GIVEN RECORDS below:

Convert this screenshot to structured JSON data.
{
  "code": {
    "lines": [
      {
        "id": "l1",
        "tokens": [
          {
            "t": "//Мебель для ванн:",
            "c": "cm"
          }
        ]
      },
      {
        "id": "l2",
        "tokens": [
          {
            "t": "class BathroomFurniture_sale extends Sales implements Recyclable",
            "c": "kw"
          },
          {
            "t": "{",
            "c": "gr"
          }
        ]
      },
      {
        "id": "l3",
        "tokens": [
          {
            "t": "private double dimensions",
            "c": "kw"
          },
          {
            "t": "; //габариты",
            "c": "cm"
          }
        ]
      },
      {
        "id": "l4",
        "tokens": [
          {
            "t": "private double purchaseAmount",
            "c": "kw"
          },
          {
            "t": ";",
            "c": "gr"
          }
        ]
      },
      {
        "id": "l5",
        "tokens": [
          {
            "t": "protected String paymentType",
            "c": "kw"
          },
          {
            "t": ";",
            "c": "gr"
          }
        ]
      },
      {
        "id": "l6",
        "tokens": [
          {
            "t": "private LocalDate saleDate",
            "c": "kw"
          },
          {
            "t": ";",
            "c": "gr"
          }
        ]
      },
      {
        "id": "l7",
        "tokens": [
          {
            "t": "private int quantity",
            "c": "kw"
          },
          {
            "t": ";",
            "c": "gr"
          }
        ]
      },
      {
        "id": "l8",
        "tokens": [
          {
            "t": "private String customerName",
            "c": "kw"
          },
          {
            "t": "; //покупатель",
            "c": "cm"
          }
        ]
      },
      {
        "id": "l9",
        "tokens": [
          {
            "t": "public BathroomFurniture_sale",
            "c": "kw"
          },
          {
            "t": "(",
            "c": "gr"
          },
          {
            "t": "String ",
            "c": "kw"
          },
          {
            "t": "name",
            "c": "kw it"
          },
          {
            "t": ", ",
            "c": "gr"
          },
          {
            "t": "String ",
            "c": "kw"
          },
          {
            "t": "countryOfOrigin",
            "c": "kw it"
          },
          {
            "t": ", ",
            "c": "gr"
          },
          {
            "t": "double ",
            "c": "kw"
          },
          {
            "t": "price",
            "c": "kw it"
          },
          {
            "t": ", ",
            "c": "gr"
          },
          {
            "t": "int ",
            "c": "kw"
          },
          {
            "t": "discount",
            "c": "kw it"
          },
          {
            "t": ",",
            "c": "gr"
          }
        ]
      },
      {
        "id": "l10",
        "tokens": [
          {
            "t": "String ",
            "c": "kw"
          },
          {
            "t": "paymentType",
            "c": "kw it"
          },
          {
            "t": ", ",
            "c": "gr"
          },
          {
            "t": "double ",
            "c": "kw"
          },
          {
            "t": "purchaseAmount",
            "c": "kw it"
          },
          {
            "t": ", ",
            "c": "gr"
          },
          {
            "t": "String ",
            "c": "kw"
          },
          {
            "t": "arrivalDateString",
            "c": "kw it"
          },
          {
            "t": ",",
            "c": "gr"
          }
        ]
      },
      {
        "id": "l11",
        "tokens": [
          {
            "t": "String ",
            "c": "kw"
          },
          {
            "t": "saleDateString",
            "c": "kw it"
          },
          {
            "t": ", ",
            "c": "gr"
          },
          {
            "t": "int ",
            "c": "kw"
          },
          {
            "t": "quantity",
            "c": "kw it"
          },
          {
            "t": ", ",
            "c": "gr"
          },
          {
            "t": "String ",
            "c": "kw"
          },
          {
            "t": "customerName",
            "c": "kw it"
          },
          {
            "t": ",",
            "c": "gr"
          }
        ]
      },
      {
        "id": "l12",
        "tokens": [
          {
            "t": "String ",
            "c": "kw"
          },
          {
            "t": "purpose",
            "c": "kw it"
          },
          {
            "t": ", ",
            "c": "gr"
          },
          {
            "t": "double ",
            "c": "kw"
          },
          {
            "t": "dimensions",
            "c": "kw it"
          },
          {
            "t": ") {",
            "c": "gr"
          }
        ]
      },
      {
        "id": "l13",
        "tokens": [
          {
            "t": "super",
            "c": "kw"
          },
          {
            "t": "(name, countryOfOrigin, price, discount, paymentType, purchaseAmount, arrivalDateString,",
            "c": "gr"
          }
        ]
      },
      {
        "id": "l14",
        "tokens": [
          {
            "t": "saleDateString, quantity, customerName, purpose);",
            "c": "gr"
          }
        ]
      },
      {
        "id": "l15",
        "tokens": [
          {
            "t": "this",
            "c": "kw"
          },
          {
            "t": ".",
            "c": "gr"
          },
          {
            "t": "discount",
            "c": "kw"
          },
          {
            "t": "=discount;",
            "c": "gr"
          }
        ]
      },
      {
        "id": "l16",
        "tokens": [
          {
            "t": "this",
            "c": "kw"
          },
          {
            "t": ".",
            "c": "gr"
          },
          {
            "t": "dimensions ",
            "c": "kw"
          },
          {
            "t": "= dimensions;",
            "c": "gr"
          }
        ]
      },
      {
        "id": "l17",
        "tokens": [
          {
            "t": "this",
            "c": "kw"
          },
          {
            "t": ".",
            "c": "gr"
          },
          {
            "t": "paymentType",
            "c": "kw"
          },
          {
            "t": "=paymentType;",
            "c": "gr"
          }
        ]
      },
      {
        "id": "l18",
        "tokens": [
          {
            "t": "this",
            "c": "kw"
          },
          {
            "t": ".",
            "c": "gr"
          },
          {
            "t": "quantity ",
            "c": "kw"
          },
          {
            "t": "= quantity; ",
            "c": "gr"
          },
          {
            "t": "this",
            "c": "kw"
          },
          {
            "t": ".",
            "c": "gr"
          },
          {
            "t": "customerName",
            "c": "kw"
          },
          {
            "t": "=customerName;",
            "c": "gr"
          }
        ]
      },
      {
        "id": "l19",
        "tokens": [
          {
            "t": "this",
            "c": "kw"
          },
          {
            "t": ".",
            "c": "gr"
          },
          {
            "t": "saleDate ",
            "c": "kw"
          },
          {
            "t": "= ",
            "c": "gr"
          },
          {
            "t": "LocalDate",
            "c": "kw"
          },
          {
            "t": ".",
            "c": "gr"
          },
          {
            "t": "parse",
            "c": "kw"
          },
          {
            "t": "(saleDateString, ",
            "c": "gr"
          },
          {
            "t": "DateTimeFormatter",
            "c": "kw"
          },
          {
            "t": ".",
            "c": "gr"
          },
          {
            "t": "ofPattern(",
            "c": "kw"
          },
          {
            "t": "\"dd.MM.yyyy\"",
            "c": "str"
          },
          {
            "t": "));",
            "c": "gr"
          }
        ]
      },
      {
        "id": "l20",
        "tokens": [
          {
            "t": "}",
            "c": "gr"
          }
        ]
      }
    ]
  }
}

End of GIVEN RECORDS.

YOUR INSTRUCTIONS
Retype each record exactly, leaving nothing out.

TASK OUTPUT
Convert this screenshot to structured JSON data.
{
  "code": {
    "lines": [
      {
        "id": "l1",
        "tokens": [
          {
            "t": "//Мебель для ванн:",
            "c": "cm"
          }
        ]
      },
      {
        "id": "l2",
        "tokens": [
          {
            "t": "class BathroomFurniture_sale extends Sales implements Recyclable",
            "c": "kw"
          },
          {
            "t": "{",
            "c": "gr"
          }
        ]
      },
      {
        "id": "l3",
        "tokens": [
          {
            "t": "private double dimensions",
            "c": "kw"
          },
          {
            "t": "; //габариты",
            "c": "cm"
          }
        ]
      },
      {
        "id": "l4",
        "tokens": [
          {
            "t": "private double purchaseAmount",
            "c": "kw"
          },
          {
            "t": ";",
            "c": "gr"
          }
        ]
      },
      {
        "id": "l5",
        "tokens": [
          {
            "t": "protected String paymentType",
            "c": "kw"
          },
          {
            "t": ";",
            "c": "gr"
          }
        ]
      },
      {
        "id": "l6",
        "tokens": [
          {
            "t": "private LocalDate saleDate",
            "c": "kw"
          },
          {
            "t": ";",
            "c": "gr"
          }
        ]
      },
      {
        "id": "l7",
        "tokens": [
          {
            "t": "private int quantity",
            "c": "kw"
          },
          {
            "t": ";",
            "c": "gr"
          }
        ]
      },
      {
        "id": "l8",
        "tokens": [
          {
            "t": "private String customerName",
            "c": "kw"
          },
          {
            "t": "; //покупатель",
            "c": "cm"
          }
        ]
      },
      {
        "id": "l9",
        "tokens": [
          {
            "t": "public BathroomFurniture_sale",
            "c": "kw"
          },
          {
            "t": "(",
            "c": "gr"
          },
          {
            "t": "String ",
            "c": "kw"
          },
          {
            "t": "name",
            "c": "kw it"
          },
          {
            "t": ", ",
            "c": "gr"
          },
          {
            "t": "String ",
            "c": "kw"
          },
          {
            "t": "countryOfOrigin",
            "c": "kw it"
          },
          {
            "t": ", ",
            "c": "gr"
          },
          {
            "t": "double ",
            "c": "kw"
          },
          {
            "t": "price",
            "c": "kw it"
          },
          {
            "t": ", ",
            "c": "gr"
          },
          {
            "t": "int ",
            "c": "kw"
          },
          {
            "t": "discount",
            "c": "kw it"
          },
          {
            "t": ",",
            "c": "gr"
          }
        ]
      },
      {
        "id": "l10",
        "tokens": [
          {
            "t": "String ",
            "c": "kw"
          },
          {
            "t": "paymentType",
            "c": "kw it"
          },
          {
            "t": ", ",
            "c": "gr"
          },
          {
            "t": "double ",
            "c": "kw"
          },
          {
            "t": "purchaseAmount",
            "c": "kw it"
          },
          {
            "t": ", ",
            "c": "gr"
          },
          {
            "t": "String ",
            "c": "kw"
          },
          {
            "t": "arrivalDateString",
            "c": "kw it"
          },
          {
            "t": ",",
            "c": "gr"
          }
        ]
      },
      {
        "id": "l11",
        "tokens": [
          {
            "t": "String ",
            "c": "kw"
          },
          {
            "t": "saleDateString",
            "c": "kw it"
          },
          {
            "t": ", ",
            "c": "gr"
          },
          {
            "t": "int ",
            "c": "kw"
          },
          {
            "t": "quantity",
            "c": "kw it"
          },
          {
            "t": ", ",
            "c": "gr"
          },
          {
            "t": "String ",
            "c": "kw"
          },
          {
            "t": "customerName",
            "c": "kw it"
          },
          {
            "t": ",",
            "c": "gr"
          }
        ]
      },
      {
        "id": "l12",
        "tokens": [
          {
            "t": "String ",
            "c": "kw"
          },
          {
            "t": "purpose",
            "c": "kw it"
          },
          {
            "t": ", ",
            "c": "gr"
          },
          {
            "t": "double ",
            "c": "kw"
          },
          {
            "t": "dimensions",
            "c": "kw it"
          },
          {
            "t": ") {",
            "c": "gr"
          }
        ]
      },
      {
        "id": "l13",
        "tokens": [
          {
            "t": "super",
            "c": "kw"
          },
          {
            "t": "(name, countryOfOrigin, price, discount, paymentType, purchaseAmount, arrivalDateString,",
            "c": "gr"
          }
        ]
      },
      {
        "id": "l14",
        "tokens": [
          {
            "t": "saleDateString, quantity, customerName, purpose);",
            "c": "gr"
          }
        ]
      },
      {
        "id": "l15",
        "tokens": [
          {
            "t": "this",
            "c": "kw"
          },
          {
            "t": ".",
            "c": "gr"
          },
          {
            "t": "discount",
            "c": "kw"
          },
          {
            "t": "=discount;",
            "c": "gr"
          }
        ]
      },
      {
        "id": "l16",
        "tokens": [
          {
            "t": "this",
            "c": "kw"
          },
          {
            "t": ".",
            "c": "gr"
          },
          {
            "t": "dimensions ",
            "c": "kw"
          },
          {
            "t": "= dimensions;",
            "c": "gr"
          }
        ]
      },
      {
        "id": "l17",
        "tokens": [
          {
            "t": "this",
            "c": "kw"
          },
          {
            "t": ".",
            "c": "gr"
          },
          {
            "t": "paymentType",
            "c": "kw"
          },
          {
            "t": "=paymentType;",
            "c": "gr"
          }
        ]
      },
      {
        "id": "l18",
        "tokens": [
          {
            "t": "this",
            "c": "kw"
          },
          {
            "t": ".",
            "c": "gr"
          },
          {
            "t": "quantity ",
            "c": "kw"
          },
          {
            "t": "= quantity; ",
            "c": "gr"
          },
          {
            "t": "this",
            "c": "kw"
          },
          {
            "t": ".",
            "c": "gr"
          },
          {
            "t": "customerName",
            "c": "kw"
          },
          {
            "t": "=customerName;",
            "c": "gr"
          }
        ]
      },
      {
        "id": "l19",
        "tokens": [
          {
            "t": "this",
            "c": "kw"
          },
          {
            "t": ".",
            "c": "gr"
          },
          {
            "t": "saleDate ",
            "c": "kw"
          },
          {
            "t": "= ",
            "c": "gr"
          },
          {
            "t": "LocalDate",
            "c": "kw"
          },
          {
            "t": ".",
            "c": "gr"
          },
          {
            "t": "parse",
            "c": "kw"
          },
          {
            "t": "(saleDateString, ",
            "c": "gr"
          },
          {
            "t": "DateTimeFormatter",
            "c": "kw"
          },
          {
            "t": ".",
            "c": "gr"
          },
          {
            "t": "ofPattern(",
            "c": "kw"
          },
          {
            "t": "\"dd.MM.yyyy\"",
            "c": "str"
          },
          {
            "t": "));",
            "c": "gr"
          }
        ]
      },
      {
        "id": "l20",
        "tokens": [
          {
            "t": "}",
            "c": "gr"
          }
        ]
      }
    ]
  }
}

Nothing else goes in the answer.